For more than two decades Michael Leh of The Locks Law Firm has been one of the Philadelphia region's most accomplished and successful trial lawyers. Today he's the veteran of hundreds of personal-injury cases as well as complex class-actions, from pharmaceutical-liability claims to, more recently, litigation on behalf of retired NFL football players injured on the job. Moreover, he's the managing partner of the 23-lawyer Locks firm, which with offices in three states has long been one of the largest plaintiffs firms in the region. For all of that, Leh (pronounced "Lay") is hardly a showman or a glad-handing promoter; to the contrary, peers regard him as a low-key, practical lawyer with excellent business instincts- and still a grounded practitioner intensely proud of his working-class roots. In many respects Leh's pedigree - growing up in Pottstown PA, the son of a hard-working foundry foreman - has long been the original source of motivation, and inspiration, throughout his life and career. When he became a lawyer "I looked at my options and realized that I could only work for and represent working people" says Leh today. Securing "justice for the less powerful has always been what it's about." At Pottstown High School Leh played baseball and other sports, "competitive from the start" and keenly aware of "growing up on the wrong side of the tracks" in "a blue-collar town that felt 150 miles from the City, not 30." His father lost his job when the foundry closed, and he passed away in his early 50s, leaving the younger Leh to chart his course, well aware of society's often brutal indifference toward working people. Further, Leh says he developed a quiet determination, a response in part an early shyness that people sometimes mistook for unassertiveness. Attending Temple Leh worked numerous jobs to cover tuition; he contributed to The Temple News and considered a career in journalism, but "while I loved writing, field reporting wasn't for me." In the early 80s Leh tended bar at Bookbinder's on 15th Street, gaining insights on people, and deciding that "law school was the best way to live my own ideals." (A key early influence: The late judge Harry A. Takiff, one of Leh's instructors, who told him, "You'll never regret deciding to become a trial lawyer.") While in law school Leh clerked for the Locks firm, then only six lawyers; "I liked it right away, and I hoped they'd keep me on. I liked what the firm stood for." In the 70s and 80s, legendary trial lawyer Gene Locks was pioneering asbestos litigation, bringing suits on behalf of workers sickened in the region's shipyards.

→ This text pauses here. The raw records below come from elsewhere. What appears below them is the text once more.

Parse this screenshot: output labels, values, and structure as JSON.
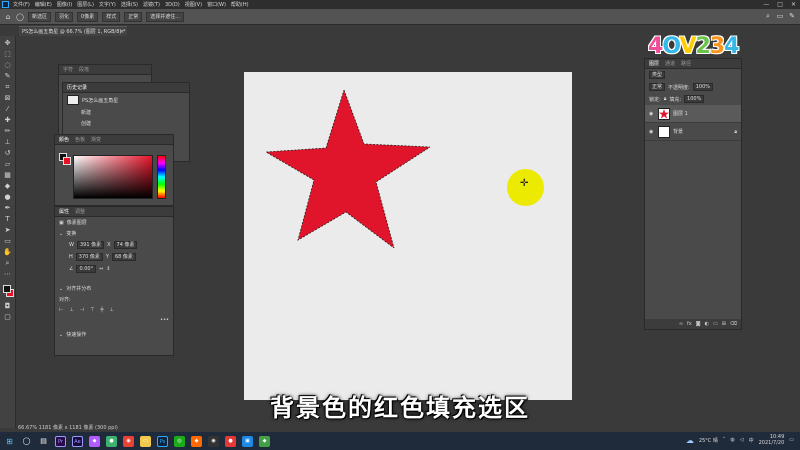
{
  "menubar": {
    "items": [
      "文件(F)",
      "编辑(E)",
      "图像(I)",
      "图层(L)",
      "文字(Y)",
      "选择(S)",
      "滤镜(T)",
      "3D(D)",
      "视图(V)",
      "窗口(W)",
      "帮助(H)"
    ],
    "window_controls": [
      "—",
      "□",
      "✕"
    ]
  },
  "optionsbar": {
    "mode": "新选区",
    "feather": "羽化",
    "feather_value": "0像素",
    "style": "样式",
    "style_value": "正常",
    "select_subject": "选择并遮住...",
    "right_label": "✎"
  },
  "document": {
    "tab_title": "PS怎么画五角星 @ 66.7% (图层 1, RGB/8) *",
    "close": "×"
  },
  "history_panel": {
    "tabs": [
      "字符",
      "段落"
    ],
    "sub_tab": "历史记录",
    "entries": [
      "PS怎么画五角星",
      "新建",
      "创建"
    ]
  },
  "color_panel": {
    "tabs": [
      "颜色",
      "色板",
      "渐变"
    ],
    "fg": "#111111",
    "bg": "#e81123"
  },
  "properties_panel": {
    "tabs": [
      "属性",
      "调整"
    ],
    "layer_kind": "像素图层",
    "section_transform": "变换",
    "w_label": "W",
    "w_value": "391 像素",
    "x_label": "X",
    "x_value": "74 像素",
    "h_label": "H",
    "h_value": "370 像素",
    "y_label": "Y",
    "y_value": "68 像素",
    "angle_value": "0.00°",
    "section_align": "对齐并分布",
    "align_label": "对齐:",
    "more": "•••",
    "section_quick": "快速操作"
  },
  "layers_panel": {
    "tabs": [
      "图层",
      "通道",
      "路径"
    ],
    "kind_label": "类型",
    "blend_mode": "正常",
    "opacity_label": "不透明度:",
    "opacity_value": "100%",
    "lock_label": "锁定:",
    "fill_label": "填充:",
    "fill_value": "100%",
    "layers": [
      {
        "name": "图层 1",
        "selected": true
      },
      {
        "name": "背景",
        "selected": false
      }
    ],
    "footer_icons": [
      "link-icon",
      "fx-icon",
      "mask-icon",
      "adjust-icon",
      "folder-icon",
      "new-layer-icon",
      "trash-icon"
    ]
  },
  "logo": {
    "chars": [
      "4",
      "O",
      "V",
      "2",
      "3",
      "4"
    ],
    "colors": [
      "#f04e98",
      "#35b7e8",
      "#ffcc00",
      "#6cc24a",
      "#f7941d",
      "#35b7e8"
    ]
  },
  "subtitle": "背景色的红色填充选区",
  "status": {
    "zoom": "66.67%",
    "doc_size": "1181 像素 x 1181 像素 (300 ppi)"
  },
  "taskbar": {
    "weather": "25°C 晴",
    "ime": "中",
    "time": "10:49",
    "date": "2021/7/20"
  },
  "colors": {
    "star": "#e0142a",
    "cursor_highlight": "#ecea00",
    "canvas": "#ebebeb"
  }
}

Since then Leh has been central to the firm's huge growth and broadening practice, which has evolved into many types of personal-injury litigation, "a general mass tort firm" that includes complex class actions as well as medical malpractice and traditional personal injury. In 2003 Locks named Leh the firm's managing partner. The firm has since diversified further, in no small part for prudent business reasons; high-stakes cases require both excellent lawyering and business acumen. It's a key combination of skills in which Leh has proven himself. Still, Leh remains an active courtroom lawyer; over the years settlements and jury awards for Leh's clients have topped seven and eight figures, in many jurisdictions. (In 1988, he won for clients a verdict of $150 million, the largest in the United States that year.) Leh today oversees the firm's operations, but he credits his partners and associates for its recent successes, including benzene litigation and consumer class-actions under the Fair Labor Standards Act. Given his stature, Leh retains his self-effacing humility - hardly the stereotypical trial lawyer prone to high-volume excess. And he remains fiercely proud - of his profession, of his record and of his firm's day-to-day pursuit of justice and compensation for clients. "It's not difficult coming to work every day when you believe in what you do." Leh's first wife died of breast cancer when their children were 7 and 9 years old. A few years later he remarried; he and his wife, Gay, a psychotherapist, have five children as well as grandchildren. They live in nearby Cherry Hill, NJ, a short distance from the firm's New Jersey office and less than ten miles from its Center City office.